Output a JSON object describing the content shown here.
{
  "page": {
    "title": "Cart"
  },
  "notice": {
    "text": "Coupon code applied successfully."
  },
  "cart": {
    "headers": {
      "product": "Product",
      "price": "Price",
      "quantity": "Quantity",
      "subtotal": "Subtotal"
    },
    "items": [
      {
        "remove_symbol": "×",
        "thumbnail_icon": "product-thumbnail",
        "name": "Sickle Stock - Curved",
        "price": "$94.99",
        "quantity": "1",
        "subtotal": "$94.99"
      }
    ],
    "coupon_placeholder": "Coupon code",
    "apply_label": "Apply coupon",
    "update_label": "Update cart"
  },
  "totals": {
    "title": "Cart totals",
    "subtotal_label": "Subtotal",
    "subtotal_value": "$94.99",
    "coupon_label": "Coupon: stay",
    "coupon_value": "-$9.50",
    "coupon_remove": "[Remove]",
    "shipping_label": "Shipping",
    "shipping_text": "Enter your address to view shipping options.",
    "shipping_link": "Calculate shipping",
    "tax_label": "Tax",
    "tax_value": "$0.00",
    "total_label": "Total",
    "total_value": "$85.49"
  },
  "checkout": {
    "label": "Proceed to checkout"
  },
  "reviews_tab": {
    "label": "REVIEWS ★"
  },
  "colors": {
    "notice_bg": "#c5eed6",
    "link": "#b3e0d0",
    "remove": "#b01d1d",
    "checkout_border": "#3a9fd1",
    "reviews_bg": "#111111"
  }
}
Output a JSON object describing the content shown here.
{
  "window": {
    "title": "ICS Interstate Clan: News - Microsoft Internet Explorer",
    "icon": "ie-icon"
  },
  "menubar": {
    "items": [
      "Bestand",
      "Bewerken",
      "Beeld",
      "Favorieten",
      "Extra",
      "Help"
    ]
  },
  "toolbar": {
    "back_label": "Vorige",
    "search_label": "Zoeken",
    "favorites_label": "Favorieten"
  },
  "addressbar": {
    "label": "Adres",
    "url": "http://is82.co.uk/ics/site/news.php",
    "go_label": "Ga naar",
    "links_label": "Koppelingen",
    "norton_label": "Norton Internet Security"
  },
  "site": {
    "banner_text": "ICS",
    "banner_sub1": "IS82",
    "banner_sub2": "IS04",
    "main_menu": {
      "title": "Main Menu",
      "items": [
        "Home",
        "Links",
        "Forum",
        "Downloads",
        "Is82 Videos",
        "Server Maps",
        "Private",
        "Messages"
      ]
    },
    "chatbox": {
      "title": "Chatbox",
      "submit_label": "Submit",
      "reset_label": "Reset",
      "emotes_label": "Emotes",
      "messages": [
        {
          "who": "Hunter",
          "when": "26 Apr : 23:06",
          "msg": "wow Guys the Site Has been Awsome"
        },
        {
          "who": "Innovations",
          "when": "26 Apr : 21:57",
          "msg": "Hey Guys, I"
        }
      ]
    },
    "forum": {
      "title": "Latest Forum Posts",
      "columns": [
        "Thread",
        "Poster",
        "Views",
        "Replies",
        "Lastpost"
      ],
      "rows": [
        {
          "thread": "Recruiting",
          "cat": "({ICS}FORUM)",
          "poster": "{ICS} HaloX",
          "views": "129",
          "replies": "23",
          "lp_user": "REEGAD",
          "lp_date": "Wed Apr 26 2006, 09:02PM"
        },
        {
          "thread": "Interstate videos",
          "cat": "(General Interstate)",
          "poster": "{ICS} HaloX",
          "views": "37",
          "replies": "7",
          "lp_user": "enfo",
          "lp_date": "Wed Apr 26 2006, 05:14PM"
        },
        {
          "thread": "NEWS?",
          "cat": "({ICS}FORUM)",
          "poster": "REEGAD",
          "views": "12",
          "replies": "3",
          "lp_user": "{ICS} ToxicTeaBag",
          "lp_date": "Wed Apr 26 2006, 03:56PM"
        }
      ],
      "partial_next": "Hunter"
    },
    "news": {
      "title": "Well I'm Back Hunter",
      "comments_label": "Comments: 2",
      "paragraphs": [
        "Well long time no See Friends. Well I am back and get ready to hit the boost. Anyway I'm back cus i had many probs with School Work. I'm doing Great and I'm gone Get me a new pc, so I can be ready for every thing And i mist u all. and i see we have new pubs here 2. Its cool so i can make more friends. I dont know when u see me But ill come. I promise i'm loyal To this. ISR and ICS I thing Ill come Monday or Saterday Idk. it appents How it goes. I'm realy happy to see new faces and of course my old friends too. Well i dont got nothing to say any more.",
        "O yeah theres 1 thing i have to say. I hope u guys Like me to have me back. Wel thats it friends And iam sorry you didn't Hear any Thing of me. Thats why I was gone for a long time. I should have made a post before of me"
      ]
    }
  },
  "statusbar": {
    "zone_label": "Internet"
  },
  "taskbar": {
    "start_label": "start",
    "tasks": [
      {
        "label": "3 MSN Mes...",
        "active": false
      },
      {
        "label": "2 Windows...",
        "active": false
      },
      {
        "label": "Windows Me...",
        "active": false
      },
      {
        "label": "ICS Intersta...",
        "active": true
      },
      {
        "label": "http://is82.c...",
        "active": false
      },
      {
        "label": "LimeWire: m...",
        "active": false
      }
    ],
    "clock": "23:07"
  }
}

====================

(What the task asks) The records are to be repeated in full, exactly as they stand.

(Exercise output)
Output a JSON object describing the content shown here.
{
  "page": {
    "title": "Cart"
  },
  "notice": {
    "text": "Coupon code applied successfully."
  },
  "cart": {
    "headers": {
      "product": "Product",
      "price": "Price",
      "quantity": "Quantity",
      "subtotal": "Subtotal"
    },
    "items": [
      {
        "remove_symbol": "×",
        "thumbnail_icon": "product-thumbnail",
        "name": "Sickle Stock - Curved",
        "price": "$94.99",
        "quantity": "1",
        "subtotal": "$94.99"
      }
    ],
    "coupon_placeholder": "Coupon code",
    "apply_label": "Apply coupon",
    "update_label": "Update cart"
  },
  "totals": {
    "title": "Cart totals",
    "subtotal_label": "Subtotal",
    "subtotal_value": "$94.99",
    "coupon_label": "Coupon: stay",
    "coupon_value": "-$9.50",
    "coupon_remove": "[Remove]",
    "shipping_label": "Shipping",
    "shipping_text": "Enter your address to view shipping options.",
    "shipping_link": "Calculate shipping",
    "tax_label": "Tax",
    "tax_value": "$0.00",
    "total_label": "Total",
    "total_value": "$85.49"
  },
  "checkout": {
    "label": "Proceed to checkout"
  },
  "reviews_tab": {
    "label": "REVIEWS ★"
  },
  "colors": {
    "notice_bg": "#c5eed6",
    "link": "#b3e0d0",
    "remove": "#b01d1d",
    "checkout_border": "#3a9fd1",
    "reviews_bg": "#111111"
  }
}
Output a JSON object describing the content shown here.
{
  "window": {
    "title": "ICS Interstate Clan: News - Microsoft Internet Explorer",
    "icon": "ie-icon"
  },
  "menubar": {
    "items": [
      "Bestand",
      "Bewerken",
      "Beeld",
      "Favorieten",
      "Extra",
      "Help"
    ]
  },
  "toolbar": {
    "back_label": "Vorige",
    "search_label": "Zoeken",
    "favorites_label": "Favorieten"
  },
  "addressbar": {
    "label": "Adres",
    "url": "http://is82.co.uk/ics/site/news.php",
    "go_label": "Ga naar",
    "links_label": "Koppelingen",
    "norton_label": "Norton Internet Security"
  },
  "site": {
    "banner_text": "ICS",
    "banner_sub1": "IS82",
    "banner_sub2": "IS04",
    "main_menu": {
      "title": "Main Menu",
      "items": [
        "Home",
        "Links",
        "Forum",
        "Downloads",
        "Is82 Videos",
        "Server Maps",
        "Private",
        "Messages"
      ]
    },
    "chatbox": {
      "title": "Chatbox",
      "submit_label": "Submit",
      "reset_label": "Reset",
      "emotes_label": "Emotes",
      "messages": [
        {
          "who": "Hunter",
          "when": "26 Apr : 23:06",
          "msg": "wow Guys the Site Has been Awsome"
        },
        {
          "who": "Innovations",
          "when": "26 Apr : 21:57",
          "msg": "Hey Guys, I"
        }
      ]
    },
    "forum": {
      "title": "Latest Forum Posts",
      "columns": [
        "Thread",
        "Poster",
        "Views",
        "Replies",
        "Lastpost"
      ],
      "rows": [
        {
          "thread": "Recruiting",
          "cat": "({ICS}FORUM)",
          "poster": "{ICS} HaloX",
          "views": "129",
          "replies": "23",
          "lp_user": "REEGAD",
          "lp_date": "Wed Apr 26 2006, 09:02PM"
        },
        {
          "thread": "Interstate videos",
          "cat": "(General Interstate)",
          "poster": "{ICS} HaloX",
          "views": "37",
          "replies": "7",
          "lp_user": "enfo",
          "lp_date": "Wed Apr 26 2006, 05:14PM"
        },
        {
          "thread": "NEWS?",
          "cat": "({ICS}FORUM)",
          "poster": "REEGAD",
          "views": "12",
          "replies": "3",
          "lp_user": "{ICS} ToxicTeaBag",
          "lp_date": "Wed Apr 26 2006, 03:56PM"
        }
      ],
      "partial_next": "Hunter"
    },
    "news": {
      "title": "Well I'm Back Hunter",
      "comments_label": "Comments: 2",
      "paragraphs": [
        "Well long time no See Friends. Well I am back and get ready to hit the boost. Anyway I'm back cus i had many probs with School Work. I'm doing Great and I'm gone Get me a new pc, so I can be ready for every thing And i mist u all. and i see we have new pubs here 2. Its cool so i can make more friends. I dont know when u see me But ill come. I promise i'm loyal To this. ISR and ICS I thing Ill come Monday or Saterday Idk. it appents How it goes. I'm realy happy to see new faces and of course my old friends too. Well i dont got nothing to say any more.",
        "O yeah theres 1 thing i have to say. I hope u guys Like me to have me back. Wel thats it friends And iam sorry you didn't Hear any Thing of me. Thats why I was gone for a long time. I should have made a post before of me"
      ]
    }
  },
  "statusbar": {
    "zone_label": "Internet"
  },
  "taskbar": {
    "start_label": "start",
    "tasks": [
      {
        "label": "3 MSN Mes...",
        "active": false
      },
      {
        "label": "2 Windows...",
        "active": false
      },
      {
        "label": "Windows Me...",
        "active": false
      },
      {
        "label": "ICS Intersta...",
        "active": true
      },
      {
        "label": "http://is82.c...",
        "active": false
      },
      {
        "label": "LimeWire: m...",
        "active": false
      }
    ],
    "clock": "23:07"
  }
}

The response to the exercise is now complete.